- Page and application data records -
========
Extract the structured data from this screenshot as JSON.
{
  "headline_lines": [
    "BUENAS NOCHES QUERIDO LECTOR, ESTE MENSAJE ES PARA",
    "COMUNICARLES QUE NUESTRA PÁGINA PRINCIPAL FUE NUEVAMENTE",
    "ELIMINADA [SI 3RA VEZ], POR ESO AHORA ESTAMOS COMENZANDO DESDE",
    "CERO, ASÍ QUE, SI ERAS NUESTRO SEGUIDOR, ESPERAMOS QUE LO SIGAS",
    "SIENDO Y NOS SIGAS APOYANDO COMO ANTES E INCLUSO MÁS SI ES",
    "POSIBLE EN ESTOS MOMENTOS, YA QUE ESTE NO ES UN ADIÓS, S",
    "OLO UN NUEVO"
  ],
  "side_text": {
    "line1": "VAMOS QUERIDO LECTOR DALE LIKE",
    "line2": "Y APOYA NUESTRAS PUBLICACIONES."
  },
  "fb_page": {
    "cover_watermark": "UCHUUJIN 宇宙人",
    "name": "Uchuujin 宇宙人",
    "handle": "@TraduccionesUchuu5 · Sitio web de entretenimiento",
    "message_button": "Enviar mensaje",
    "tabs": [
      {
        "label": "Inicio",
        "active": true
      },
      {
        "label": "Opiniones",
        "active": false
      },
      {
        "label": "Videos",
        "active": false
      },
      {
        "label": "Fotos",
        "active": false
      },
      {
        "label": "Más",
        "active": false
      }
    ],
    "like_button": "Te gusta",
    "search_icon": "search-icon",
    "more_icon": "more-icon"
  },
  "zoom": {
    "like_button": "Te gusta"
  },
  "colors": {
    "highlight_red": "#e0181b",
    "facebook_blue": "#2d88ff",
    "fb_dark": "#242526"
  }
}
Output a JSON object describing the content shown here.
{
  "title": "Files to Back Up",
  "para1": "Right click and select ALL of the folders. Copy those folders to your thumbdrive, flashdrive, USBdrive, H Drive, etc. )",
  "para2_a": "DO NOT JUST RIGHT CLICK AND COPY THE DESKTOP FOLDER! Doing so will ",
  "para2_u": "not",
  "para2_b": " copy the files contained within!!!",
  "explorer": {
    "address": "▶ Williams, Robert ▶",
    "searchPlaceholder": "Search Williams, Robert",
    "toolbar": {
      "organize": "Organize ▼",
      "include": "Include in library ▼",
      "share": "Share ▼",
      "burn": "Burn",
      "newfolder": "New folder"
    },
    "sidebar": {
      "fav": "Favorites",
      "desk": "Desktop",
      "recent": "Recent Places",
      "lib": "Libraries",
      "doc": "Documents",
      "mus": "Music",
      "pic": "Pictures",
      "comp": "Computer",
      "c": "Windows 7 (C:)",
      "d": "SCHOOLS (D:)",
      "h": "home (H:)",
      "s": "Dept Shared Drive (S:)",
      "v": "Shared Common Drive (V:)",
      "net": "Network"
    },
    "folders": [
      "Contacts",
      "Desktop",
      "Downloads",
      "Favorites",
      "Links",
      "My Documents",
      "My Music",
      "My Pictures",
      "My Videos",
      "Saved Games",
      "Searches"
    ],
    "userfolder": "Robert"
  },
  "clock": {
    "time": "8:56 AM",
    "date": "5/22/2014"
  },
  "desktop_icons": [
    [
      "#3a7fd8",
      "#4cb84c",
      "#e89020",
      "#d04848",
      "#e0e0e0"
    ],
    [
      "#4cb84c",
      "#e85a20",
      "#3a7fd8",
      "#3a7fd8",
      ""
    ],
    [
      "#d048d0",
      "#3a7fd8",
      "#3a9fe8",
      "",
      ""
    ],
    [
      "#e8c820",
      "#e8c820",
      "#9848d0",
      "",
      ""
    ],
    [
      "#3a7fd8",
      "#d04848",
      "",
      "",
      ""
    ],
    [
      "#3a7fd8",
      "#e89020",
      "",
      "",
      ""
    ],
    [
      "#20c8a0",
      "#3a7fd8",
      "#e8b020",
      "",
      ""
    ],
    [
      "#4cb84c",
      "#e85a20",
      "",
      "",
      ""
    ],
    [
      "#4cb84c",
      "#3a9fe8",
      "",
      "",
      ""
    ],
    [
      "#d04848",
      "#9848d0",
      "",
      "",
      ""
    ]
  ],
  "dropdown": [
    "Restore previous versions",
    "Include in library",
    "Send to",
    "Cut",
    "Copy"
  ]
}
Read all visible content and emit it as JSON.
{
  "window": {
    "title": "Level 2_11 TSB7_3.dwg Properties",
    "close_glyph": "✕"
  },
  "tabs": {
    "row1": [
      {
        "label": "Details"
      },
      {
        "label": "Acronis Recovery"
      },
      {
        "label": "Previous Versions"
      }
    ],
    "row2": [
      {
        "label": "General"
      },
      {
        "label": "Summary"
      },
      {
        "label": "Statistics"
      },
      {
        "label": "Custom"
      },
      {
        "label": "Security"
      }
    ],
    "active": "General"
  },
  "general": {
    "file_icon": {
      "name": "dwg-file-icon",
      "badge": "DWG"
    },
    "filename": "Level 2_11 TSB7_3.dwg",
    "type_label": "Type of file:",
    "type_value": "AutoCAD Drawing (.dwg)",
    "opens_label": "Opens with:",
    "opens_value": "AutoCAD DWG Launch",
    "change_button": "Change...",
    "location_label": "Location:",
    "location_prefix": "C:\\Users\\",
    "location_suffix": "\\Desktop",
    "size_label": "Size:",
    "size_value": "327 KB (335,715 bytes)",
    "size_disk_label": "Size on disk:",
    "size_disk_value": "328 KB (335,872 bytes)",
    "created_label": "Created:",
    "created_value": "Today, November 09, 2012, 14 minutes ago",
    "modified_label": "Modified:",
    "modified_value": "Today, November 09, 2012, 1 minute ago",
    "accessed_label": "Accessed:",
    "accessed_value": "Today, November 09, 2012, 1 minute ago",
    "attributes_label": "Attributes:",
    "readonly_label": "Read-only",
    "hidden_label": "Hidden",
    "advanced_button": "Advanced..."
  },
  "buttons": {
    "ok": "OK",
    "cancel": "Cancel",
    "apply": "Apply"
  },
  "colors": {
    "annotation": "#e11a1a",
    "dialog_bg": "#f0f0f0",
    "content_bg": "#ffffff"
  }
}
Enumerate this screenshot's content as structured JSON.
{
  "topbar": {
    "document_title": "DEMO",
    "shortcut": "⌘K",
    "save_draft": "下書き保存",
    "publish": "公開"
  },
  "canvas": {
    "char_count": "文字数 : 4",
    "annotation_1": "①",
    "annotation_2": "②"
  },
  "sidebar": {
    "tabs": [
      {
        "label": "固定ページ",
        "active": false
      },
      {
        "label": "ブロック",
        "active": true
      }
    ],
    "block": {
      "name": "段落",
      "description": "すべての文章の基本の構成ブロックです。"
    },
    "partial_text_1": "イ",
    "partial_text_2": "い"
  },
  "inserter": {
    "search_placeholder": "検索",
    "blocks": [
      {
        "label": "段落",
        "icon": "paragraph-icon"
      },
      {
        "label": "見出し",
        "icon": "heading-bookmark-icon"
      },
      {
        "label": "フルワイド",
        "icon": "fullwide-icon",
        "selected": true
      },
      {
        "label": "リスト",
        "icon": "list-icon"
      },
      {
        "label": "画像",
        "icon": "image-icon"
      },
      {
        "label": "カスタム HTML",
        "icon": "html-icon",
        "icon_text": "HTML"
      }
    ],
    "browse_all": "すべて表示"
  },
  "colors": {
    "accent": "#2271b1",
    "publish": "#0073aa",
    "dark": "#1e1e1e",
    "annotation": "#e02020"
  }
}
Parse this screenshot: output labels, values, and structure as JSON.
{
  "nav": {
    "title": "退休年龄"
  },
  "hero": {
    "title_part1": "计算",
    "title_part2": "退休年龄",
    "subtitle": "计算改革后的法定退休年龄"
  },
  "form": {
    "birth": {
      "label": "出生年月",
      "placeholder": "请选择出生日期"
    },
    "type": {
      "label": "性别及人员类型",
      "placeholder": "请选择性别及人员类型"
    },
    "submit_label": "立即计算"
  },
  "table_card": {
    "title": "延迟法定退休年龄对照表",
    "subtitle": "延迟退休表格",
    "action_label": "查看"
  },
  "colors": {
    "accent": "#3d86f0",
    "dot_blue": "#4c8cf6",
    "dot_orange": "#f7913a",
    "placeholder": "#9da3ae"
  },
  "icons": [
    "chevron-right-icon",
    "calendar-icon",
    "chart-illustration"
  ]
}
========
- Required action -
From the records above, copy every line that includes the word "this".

- Reply to the exercise -
Extract the structured data from this screenshot as JSON.
Enumerate this screenshot's content as structured JSON.
Parse this screenshot: output labels, values, and structure as JSON.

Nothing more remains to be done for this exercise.